oatmeal on white bowl beside yellow banana

The days of the lunchroom peanut butter and jelly sandwich may be numbered as more and more Americans identify and contend with their food allergies, and those who live with them make food choices to mitigate that risk.

Massive Consumer Base for Allergen-Free Foods

Food allergen-free products have a large built-in customer base: there are 85 million American consumers that avoid purchasing a product containing one of the nine major food allergens because either they or a member of their household is either allergic or intolerant, according to Lisa Gable, CEO of Food Allergy Research & Education (FARE).

On a recent episode of The Food Institute Podcast, Gable reframed the total to better showcase how widespread food allergies are. “When we brought forward that we have 85 million Americans — one in four — that really brought it home to a lot of people that did not recognize the magnitude of the problem,” she said.

Although sesame was added to the ranks of “The Big 8” food allergens following the passing of the FASTER Act, Gable noted those nine represented just the tip of the iceberg when it came to food allergens.

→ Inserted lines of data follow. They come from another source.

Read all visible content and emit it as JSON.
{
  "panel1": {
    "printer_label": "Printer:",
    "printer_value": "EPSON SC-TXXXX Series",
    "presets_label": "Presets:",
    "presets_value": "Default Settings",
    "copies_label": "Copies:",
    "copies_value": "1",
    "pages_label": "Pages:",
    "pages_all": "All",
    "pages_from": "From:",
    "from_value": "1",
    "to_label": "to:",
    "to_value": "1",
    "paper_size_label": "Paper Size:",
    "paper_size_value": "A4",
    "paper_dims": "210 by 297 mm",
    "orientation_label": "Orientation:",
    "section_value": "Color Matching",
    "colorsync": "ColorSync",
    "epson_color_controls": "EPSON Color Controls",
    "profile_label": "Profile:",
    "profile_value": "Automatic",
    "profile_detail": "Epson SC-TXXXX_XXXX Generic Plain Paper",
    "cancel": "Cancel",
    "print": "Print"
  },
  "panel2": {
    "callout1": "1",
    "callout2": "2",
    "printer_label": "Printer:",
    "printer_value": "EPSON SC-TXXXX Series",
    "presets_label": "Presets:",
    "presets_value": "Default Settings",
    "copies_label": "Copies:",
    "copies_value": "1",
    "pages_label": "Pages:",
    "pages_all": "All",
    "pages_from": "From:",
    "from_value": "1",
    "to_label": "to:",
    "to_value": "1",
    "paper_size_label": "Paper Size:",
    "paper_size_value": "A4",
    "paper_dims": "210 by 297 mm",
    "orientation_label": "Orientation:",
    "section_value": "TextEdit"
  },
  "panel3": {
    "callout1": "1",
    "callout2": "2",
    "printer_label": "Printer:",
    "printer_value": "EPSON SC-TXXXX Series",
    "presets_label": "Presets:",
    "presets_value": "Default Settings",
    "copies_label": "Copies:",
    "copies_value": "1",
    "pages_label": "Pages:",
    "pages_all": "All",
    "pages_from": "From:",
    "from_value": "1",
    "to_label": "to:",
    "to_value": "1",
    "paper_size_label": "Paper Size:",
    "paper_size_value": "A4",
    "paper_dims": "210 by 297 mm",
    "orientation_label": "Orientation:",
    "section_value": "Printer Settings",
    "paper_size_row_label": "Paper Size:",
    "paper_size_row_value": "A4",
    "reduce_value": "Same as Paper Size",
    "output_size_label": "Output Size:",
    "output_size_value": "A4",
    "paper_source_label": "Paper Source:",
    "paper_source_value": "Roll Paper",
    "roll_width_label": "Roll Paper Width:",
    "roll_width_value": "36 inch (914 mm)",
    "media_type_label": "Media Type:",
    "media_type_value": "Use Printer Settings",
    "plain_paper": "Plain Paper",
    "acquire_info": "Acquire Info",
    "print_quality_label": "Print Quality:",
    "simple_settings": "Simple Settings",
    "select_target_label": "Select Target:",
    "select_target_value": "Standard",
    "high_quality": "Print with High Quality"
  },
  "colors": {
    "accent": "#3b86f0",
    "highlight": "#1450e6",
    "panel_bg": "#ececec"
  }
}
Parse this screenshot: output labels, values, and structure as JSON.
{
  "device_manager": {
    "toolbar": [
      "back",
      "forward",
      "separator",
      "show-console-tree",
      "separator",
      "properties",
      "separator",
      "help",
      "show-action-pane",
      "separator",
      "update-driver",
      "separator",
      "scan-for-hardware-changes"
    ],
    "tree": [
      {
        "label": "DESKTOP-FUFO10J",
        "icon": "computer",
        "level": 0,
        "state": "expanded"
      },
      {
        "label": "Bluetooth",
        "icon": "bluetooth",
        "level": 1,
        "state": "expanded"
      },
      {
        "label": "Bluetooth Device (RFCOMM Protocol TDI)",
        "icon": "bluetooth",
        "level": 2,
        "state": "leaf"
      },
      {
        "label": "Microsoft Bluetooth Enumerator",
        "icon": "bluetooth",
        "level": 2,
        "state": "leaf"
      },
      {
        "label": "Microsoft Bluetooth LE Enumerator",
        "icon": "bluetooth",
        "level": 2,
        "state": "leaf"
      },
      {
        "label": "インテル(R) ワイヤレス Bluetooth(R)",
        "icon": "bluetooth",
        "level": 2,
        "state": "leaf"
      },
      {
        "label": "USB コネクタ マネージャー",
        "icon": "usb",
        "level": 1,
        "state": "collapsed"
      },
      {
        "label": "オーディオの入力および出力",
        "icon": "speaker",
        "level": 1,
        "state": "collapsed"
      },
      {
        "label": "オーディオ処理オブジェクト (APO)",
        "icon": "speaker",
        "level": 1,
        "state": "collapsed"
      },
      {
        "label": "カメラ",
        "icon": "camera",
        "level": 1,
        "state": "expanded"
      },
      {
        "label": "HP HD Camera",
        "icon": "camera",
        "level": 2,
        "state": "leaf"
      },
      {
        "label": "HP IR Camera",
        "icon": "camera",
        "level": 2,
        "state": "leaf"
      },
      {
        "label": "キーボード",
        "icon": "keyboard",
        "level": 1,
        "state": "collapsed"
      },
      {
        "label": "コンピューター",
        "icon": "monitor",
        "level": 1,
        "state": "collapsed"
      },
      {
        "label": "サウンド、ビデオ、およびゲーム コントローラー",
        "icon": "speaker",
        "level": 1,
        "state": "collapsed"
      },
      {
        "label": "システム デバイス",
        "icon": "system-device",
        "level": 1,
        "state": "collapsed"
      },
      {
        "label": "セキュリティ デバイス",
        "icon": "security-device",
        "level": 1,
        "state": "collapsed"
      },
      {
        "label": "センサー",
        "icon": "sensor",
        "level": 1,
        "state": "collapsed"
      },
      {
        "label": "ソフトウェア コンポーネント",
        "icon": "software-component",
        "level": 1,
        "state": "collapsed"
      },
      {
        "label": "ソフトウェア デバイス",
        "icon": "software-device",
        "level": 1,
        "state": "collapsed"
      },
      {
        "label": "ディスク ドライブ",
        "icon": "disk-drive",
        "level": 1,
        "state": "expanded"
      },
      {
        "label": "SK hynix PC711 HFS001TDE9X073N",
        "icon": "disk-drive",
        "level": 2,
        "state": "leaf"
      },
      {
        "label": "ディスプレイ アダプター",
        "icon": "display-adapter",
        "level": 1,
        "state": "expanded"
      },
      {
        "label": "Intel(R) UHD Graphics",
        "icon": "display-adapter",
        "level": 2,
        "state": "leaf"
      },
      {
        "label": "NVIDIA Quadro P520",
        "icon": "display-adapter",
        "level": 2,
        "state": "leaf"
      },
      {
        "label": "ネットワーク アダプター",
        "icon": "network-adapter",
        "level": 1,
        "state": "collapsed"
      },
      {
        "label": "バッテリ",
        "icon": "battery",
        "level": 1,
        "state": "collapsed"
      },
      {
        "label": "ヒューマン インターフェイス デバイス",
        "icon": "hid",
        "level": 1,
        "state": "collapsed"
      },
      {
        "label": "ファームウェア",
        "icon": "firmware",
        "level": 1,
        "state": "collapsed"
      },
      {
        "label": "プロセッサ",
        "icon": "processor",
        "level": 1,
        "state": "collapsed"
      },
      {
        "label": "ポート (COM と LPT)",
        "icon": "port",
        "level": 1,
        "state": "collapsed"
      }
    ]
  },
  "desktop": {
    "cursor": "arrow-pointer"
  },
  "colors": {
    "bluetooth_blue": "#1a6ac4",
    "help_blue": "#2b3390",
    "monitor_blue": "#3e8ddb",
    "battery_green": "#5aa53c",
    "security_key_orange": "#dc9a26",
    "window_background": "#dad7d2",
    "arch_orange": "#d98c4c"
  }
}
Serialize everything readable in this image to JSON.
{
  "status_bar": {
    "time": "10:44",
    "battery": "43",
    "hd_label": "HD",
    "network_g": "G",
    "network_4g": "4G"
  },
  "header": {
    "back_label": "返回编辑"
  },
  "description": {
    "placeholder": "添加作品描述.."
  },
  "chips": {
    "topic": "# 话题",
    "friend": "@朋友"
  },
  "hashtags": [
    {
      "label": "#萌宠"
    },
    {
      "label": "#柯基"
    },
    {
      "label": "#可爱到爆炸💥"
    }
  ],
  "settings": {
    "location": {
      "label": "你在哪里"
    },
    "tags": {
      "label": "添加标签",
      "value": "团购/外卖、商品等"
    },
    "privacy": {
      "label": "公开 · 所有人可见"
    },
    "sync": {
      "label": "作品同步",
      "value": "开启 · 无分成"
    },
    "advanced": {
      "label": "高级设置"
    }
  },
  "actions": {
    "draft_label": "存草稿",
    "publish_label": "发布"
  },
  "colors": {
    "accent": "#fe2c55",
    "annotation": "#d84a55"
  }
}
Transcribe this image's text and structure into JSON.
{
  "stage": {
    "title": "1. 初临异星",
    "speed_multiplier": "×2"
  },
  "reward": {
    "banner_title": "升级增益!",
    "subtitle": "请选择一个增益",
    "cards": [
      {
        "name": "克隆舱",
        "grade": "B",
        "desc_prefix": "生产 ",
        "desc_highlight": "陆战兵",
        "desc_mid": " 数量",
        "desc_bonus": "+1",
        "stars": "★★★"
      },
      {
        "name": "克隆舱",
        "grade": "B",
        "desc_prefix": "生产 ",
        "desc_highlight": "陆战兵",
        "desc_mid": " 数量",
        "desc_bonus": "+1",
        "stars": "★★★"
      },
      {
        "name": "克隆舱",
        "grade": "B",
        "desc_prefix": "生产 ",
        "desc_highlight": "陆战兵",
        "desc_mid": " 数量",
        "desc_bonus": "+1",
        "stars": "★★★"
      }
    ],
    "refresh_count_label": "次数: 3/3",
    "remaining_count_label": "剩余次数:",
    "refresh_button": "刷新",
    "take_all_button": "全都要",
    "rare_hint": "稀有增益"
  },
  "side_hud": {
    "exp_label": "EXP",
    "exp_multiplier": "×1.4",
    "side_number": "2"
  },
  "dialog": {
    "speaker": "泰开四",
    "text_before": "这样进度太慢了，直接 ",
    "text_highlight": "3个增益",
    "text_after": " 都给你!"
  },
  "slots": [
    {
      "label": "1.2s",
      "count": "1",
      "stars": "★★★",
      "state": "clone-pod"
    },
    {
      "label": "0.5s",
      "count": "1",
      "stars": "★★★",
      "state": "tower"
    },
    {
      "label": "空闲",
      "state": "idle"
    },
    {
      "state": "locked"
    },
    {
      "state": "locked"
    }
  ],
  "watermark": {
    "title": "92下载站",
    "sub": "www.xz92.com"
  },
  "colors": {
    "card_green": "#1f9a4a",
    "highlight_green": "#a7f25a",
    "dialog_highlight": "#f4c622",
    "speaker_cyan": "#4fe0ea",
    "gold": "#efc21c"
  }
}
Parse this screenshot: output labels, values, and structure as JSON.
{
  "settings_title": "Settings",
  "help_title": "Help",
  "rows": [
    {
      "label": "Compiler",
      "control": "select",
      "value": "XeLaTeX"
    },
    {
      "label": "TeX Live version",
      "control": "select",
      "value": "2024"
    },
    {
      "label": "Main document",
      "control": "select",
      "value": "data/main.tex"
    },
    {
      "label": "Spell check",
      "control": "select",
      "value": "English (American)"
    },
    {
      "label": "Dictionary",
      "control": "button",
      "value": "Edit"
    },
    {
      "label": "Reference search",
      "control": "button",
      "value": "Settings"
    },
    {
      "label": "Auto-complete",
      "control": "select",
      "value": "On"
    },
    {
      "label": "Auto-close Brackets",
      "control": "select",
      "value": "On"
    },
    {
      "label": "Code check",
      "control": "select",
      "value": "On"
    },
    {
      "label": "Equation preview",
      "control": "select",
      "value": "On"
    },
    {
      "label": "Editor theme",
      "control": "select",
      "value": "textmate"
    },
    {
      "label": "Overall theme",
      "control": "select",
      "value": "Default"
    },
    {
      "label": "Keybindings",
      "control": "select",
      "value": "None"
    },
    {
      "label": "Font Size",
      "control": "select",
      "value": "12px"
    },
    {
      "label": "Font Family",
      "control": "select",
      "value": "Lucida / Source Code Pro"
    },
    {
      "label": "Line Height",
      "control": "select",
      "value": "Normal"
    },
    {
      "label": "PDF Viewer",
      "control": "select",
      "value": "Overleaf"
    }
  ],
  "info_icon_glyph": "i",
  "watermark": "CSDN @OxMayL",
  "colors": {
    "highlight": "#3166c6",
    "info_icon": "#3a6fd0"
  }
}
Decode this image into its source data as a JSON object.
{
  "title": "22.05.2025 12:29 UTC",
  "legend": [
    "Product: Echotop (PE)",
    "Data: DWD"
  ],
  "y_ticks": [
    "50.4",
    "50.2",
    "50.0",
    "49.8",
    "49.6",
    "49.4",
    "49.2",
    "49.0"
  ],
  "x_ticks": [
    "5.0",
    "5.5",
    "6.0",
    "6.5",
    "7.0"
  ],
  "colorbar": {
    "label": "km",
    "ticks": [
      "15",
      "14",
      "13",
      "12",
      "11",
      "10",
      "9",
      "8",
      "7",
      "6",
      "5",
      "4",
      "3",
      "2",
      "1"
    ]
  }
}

“The eight allergens make up over 90% of all documented food allergies, but there are more than 160 foods that have been identified to cause allergies to sensitive individuals,” she said, indicating room for growth in specific free-from foods.

Personal Stakes for Allergen-Free Foods

Denise Woodard, CEO and founder of Partake Foods, has a personal stake in the development of her company: her daughter Vivienne had a near-death experience after eating a food she was allergic to.

Woodard detailed the experience on The Food Institute Podcast, saying that she had not spent a lot of time thinking about food allergens before the event with her daughter.

“It was that trial by fire experience that really showed me the true severity of food allergies and really made me think about the implications that food allergies have on parents’ lives, on kids who experience them, and also the adults who are managing them,” she said.

Woodard noted many kids want to just fit in, especially for those with food allergens. Food is central to many events, and she didn’t want her daughter to feel like she was missing out as she grew up. This influenced her decisions with Partake, which she notes was designed to be accessible to all consumers.

A Growing Category in the Food Industry

Allergen-free foods seem to be primed for growth, according to a variety of research groups.

Future Market Insights noted the market for allergen-free foods could grow at a 9% CAGR between 2020 and 2030, with the global market estimated to have reached $31 billion by the end of 2020. This number would be a 4% higher growth rate when compared to the overall food and beverage sector.

Additionally, ResearchAndMarkets argued the market for testing of food allergens was expected to grow 6.8% between 2020 and 2025, indicating increased consumer interest in food allergens overall, and food allergen-free foods in particular.

“A large market exists for allergen-free, gluten-free, and lactose-free foods. The food companies have seen growth in the area of peanut-free and other school lunch-friendly items that protect allergic individuals and provide a trusted source of safe food,” the report read.